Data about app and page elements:
——
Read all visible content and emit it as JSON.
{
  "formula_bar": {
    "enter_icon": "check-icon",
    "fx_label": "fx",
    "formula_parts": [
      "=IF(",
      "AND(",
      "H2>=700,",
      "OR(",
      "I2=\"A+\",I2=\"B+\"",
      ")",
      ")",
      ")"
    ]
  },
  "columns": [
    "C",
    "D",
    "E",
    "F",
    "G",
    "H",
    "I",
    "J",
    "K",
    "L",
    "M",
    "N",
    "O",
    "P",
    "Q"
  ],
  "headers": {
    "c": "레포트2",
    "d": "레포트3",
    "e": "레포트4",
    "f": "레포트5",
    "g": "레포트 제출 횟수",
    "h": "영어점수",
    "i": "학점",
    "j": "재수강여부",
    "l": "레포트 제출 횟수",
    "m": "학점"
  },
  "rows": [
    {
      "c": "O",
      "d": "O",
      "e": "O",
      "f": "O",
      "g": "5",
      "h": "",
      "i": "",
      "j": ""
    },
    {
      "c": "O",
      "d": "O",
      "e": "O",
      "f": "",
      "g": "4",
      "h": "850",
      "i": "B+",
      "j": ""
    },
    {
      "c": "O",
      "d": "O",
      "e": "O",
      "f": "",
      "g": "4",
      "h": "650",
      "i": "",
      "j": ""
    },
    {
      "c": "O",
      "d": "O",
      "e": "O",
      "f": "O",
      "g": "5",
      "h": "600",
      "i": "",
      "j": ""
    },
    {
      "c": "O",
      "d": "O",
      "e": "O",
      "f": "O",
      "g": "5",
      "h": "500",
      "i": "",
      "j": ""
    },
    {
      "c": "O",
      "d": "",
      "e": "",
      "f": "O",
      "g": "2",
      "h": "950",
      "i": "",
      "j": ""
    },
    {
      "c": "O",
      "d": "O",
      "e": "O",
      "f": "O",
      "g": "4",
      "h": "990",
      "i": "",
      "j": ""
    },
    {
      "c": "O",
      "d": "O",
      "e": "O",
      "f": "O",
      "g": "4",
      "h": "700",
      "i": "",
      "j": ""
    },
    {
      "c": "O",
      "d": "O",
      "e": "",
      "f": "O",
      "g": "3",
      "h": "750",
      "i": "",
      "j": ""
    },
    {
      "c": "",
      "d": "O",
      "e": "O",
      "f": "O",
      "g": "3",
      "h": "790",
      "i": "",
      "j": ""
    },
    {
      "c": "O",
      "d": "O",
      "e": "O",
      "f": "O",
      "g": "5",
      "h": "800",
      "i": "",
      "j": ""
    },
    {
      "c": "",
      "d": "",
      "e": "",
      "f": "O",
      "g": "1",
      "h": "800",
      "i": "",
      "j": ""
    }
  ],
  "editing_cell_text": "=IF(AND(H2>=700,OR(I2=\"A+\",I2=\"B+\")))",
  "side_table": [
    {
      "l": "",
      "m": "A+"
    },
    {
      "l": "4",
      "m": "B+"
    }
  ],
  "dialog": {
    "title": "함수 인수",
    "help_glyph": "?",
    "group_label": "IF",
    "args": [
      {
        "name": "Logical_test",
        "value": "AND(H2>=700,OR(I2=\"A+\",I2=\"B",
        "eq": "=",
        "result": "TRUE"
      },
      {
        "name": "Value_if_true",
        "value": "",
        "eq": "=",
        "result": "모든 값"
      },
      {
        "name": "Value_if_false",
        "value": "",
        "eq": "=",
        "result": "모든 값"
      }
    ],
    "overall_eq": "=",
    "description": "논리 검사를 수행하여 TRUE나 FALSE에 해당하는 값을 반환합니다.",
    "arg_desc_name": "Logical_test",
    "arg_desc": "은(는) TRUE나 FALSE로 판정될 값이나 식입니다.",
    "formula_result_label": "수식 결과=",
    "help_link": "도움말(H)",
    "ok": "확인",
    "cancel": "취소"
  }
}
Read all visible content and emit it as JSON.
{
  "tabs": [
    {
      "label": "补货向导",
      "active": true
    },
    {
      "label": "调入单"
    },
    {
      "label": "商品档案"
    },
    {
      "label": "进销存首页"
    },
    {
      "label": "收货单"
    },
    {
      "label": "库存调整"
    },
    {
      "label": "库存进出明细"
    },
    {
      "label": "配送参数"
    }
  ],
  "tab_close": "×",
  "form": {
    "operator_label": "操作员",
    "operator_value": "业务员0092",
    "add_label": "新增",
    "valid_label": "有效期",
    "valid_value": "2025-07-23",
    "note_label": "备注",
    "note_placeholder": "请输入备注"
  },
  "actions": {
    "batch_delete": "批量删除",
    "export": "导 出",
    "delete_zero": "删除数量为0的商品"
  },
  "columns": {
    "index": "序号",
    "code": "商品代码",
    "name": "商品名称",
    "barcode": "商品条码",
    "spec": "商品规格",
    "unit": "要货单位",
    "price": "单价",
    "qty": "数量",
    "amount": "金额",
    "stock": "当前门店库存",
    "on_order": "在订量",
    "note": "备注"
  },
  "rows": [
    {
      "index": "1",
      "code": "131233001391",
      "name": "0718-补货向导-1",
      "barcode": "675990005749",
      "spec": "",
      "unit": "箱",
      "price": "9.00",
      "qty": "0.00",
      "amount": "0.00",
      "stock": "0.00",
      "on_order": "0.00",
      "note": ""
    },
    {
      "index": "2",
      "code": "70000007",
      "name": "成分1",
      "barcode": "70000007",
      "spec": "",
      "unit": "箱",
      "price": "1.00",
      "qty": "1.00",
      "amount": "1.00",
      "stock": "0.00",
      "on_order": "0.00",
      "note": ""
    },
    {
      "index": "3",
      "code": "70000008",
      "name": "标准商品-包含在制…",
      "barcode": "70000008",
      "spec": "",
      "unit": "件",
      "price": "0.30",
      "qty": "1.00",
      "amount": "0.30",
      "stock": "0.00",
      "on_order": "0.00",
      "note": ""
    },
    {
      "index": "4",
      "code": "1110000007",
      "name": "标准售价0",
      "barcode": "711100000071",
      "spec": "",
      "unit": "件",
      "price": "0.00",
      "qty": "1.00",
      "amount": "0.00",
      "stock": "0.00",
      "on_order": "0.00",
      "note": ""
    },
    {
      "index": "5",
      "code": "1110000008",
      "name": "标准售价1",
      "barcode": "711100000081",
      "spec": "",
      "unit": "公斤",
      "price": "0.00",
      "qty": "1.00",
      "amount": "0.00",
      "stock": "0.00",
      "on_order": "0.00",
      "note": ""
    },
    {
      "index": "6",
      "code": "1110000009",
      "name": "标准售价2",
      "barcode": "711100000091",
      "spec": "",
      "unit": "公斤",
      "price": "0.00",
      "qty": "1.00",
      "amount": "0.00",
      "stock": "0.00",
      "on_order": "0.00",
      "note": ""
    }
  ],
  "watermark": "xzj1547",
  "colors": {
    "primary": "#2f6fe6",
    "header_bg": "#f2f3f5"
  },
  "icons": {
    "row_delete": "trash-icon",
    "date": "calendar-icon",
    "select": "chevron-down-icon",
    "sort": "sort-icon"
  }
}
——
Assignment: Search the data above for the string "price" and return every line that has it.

Answer below:
    "price": "单价",
      "price": "9.00",
      "price": "1.00",
      "price": "0.30",
      "price": "0.00",
      "price": "0.00",
      "price": "0.00",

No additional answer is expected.